=== Records ===

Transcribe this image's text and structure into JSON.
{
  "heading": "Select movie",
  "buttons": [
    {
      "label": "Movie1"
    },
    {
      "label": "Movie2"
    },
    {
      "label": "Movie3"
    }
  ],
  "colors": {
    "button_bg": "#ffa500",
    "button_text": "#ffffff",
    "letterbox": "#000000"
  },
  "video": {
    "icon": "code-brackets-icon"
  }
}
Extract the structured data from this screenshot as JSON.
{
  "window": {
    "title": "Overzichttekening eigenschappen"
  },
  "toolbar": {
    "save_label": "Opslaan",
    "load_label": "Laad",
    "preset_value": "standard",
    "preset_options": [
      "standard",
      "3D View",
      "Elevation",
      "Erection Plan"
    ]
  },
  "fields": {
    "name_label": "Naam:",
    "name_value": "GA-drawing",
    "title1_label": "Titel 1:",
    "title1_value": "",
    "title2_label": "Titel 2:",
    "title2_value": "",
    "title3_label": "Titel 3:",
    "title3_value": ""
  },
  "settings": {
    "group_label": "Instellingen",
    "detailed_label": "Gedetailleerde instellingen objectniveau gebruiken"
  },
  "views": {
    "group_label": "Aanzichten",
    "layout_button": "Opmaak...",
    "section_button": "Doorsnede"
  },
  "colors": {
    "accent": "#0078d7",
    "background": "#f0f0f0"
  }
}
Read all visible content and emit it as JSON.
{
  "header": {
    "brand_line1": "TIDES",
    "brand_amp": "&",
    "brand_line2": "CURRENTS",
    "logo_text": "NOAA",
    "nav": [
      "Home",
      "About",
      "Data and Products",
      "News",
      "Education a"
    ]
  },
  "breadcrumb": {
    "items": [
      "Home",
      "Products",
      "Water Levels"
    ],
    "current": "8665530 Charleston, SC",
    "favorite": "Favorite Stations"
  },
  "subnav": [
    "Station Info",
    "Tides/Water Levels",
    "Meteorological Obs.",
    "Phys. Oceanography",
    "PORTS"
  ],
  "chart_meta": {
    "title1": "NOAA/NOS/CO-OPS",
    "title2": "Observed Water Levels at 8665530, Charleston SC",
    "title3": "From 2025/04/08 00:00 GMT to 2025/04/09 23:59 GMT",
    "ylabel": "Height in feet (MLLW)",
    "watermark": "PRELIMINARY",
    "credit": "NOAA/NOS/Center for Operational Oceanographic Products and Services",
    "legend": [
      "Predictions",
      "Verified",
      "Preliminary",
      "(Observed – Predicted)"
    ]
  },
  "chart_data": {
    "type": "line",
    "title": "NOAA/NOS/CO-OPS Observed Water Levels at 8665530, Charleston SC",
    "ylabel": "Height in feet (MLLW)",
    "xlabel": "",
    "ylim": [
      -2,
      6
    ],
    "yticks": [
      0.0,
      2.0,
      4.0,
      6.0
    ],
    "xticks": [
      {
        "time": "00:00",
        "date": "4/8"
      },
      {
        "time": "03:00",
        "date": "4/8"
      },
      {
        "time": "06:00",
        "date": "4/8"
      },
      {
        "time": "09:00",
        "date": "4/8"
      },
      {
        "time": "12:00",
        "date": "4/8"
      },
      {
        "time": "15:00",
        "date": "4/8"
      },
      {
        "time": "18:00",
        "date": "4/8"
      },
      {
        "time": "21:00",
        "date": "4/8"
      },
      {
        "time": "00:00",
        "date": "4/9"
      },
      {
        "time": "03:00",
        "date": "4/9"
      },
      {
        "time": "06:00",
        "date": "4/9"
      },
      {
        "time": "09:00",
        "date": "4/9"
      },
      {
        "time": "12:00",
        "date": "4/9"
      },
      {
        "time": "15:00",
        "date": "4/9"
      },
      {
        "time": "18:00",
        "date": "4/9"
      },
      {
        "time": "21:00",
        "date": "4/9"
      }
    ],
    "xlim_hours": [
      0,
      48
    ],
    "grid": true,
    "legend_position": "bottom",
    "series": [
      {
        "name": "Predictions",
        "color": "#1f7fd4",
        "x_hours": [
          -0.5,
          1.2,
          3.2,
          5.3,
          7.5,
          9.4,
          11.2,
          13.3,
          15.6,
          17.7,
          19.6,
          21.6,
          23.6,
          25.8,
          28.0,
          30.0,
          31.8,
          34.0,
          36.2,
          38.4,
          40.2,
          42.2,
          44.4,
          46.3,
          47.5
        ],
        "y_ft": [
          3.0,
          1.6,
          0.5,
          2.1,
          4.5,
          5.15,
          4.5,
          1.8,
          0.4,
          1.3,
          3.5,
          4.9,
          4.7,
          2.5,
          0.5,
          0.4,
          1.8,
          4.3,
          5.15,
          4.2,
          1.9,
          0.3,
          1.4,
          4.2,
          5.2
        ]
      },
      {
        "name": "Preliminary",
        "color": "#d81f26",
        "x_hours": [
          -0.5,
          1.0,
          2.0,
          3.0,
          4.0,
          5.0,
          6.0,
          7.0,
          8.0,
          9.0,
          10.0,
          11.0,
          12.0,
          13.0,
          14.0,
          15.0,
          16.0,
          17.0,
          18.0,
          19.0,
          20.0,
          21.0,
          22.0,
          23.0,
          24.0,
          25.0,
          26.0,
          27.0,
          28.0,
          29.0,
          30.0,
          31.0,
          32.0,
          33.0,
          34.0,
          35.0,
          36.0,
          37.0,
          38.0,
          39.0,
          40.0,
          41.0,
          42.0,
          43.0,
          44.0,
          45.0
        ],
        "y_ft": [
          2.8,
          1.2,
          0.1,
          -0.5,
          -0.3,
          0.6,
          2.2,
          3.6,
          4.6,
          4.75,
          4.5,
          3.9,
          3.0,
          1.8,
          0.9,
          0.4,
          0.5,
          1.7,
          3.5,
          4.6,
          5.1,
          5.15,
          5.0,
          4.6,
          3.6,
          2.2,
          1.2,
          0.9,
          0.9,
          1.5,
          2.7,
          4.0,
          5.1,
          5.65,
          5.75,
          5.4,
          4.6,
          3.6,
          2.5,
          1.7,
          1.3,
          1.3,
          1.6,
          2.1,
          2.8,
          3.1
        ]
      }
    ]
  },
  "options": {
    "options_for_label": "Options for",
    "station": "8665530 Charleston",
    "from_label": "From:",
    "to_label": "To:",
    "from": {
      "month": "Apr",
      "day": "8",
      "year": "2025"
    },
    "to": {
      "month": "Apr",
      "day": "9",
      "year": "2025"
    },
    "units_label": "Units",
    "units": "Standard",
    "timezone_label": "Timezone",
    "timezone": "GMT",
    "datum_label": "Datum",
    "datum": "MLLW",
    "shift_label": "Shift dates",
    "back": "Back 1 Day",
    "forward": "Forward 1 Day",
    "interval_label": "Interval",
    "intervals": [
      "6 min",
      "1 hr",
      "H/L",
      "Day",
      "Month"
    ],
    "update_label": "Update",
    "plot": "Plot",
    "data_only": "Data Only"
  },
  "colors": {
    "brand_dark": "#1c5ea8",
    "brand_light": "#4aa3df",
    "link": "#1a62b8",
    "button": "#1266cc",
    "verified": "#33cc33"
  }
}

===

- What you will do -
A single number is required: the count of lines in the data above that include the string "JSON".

- Reply to the task -
3